It turns out he is a buddy of Evander Holyfield and played a role in bringing about the "Fight for Sight" bout between the ex-heavyweight champ and former GOP presidential nominee Mitt Romney — a match that raised $1 million for charity.

In his pre-cop days, Moutsos was a budding country singer under the record label Real Deal Records, which was headed by Holyfield. He went by Eric Ryan, his middle name.

Moutsos said his short music career ended when a record promoter, who had heard his demo, asked him about his throwing arm.

Moutsos said it was OK and wondered why the question was asked.

"Because," the promoter replied, "you have a better chance of being a quarterback in the NFL than making it as a country-western star."

So he came back to Utah, where he grew up, and became a cop.
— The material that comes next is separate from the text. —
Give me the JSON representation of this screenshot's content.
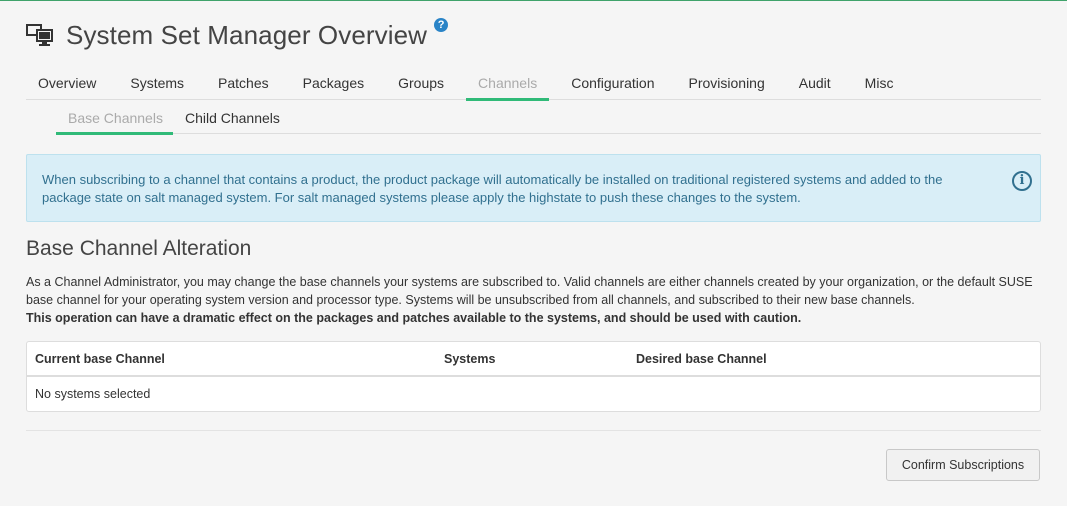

When Josh Romney, Mitt's son and president of CharityVision, was brainstorming about a celebrity fundraiser, a board member told him about Moutsos and his relationship with Holyfield.

Romney called Moutsos, who gave him the boxing legend's cellphone number.

"I was surprised when I called," Josh said, "and Evander answered the phone immediately."

With that simple call, the fight was on.

We're on a (Tootsie?) roll • Last week's story about Utah's No. 1 ranking in candy consumption reminded me of a column I wrote several years ago pertaining to Utahns and sugar.

Utah Jazz fans, as I reported back then, led the NBA in ice cream sales. There were no hard data to calculate how much more ice cream was sold at Jazz games compared with other teams, but the long lines for frozen treats at EnergySolutions Arena were telling.

A catering official said revenue from ice cream sales at the Salt Lake City arena rivaled beer sales at most other NBA venues — and continue to do so.

Good timing • In Tuesday's story about budget cuts at the Department of Alcoholic Beverage Control, spokeswoman Vickie Ashby said one savings measure under consideration was reduced travel.

It just so happens that DABC Executive Director Sal Petilos is in Phoenix for a conference of the National Alcohol Beverage Control Association.

But Ashby says the association is paying his expenses.

Water wasters • Despite pounding rains that persisted through the night, sprinklers at the LDS meetinghouse on 1100 East at 5290 South in Holladay were watering away Tuesday morning.